> _Exercise description_
All lines in the data that hold the word "京喜自营" need copying.

> _Records shown_
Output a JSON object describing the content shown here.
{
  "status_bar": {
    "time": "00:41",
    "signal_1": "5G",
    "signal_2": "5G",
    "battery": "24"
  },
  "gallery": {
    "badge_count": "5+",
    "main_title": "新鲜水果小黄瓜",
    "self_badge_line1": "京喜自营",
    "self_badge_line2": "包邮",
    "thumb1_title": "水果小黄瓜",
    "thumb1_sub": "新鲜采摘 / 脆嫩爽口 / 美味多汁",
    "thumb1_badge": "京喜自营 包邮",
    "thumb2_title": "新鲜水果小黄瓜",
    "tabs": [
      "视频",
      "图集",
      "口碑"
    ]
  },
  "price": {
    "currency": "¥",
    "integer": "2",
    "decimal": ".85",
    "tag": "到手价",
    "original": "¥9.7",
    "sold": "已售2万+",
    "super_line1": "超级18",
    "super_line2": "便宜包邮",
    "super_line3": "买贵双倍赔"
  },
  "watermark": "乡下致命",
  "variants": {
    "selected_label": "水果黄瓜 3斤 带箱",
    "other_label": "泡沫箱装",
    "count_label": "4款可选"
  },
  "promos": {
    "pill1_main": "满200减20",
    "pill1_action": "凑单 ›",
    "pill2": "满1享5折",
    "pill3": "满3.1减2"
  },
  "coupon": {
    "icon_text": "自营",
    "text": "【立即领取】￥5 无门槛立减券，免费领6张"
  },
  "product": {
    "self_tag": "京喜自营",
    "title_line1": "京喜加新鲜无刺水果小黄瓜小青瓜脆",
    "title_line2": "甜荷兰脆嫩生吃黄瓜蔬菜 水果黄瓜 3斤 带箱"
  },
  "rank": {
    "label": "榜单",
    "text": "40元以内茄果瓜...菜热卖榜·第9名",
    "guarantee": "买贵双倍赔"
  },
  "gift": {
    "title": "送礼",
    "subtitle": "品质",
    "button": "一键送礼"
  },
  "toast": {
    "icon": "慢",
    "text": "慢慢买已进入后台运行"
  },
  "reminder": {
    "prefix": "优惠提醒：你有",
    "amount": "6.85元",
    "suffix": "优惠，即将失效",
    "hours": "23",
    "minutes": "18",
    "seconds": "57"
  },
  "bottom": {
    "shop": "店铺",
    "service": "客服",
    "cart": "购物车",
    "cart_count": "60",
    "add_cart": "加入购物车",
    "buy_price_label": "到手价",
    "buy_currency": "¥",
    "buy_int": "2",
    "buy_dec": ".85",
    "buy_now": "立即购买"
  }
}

> _Answer below_
    "self_badge_line1": "京喜自营",
    "thumb1_badge": "京喜自营 包邮",
    "self_tag": "京喜自营",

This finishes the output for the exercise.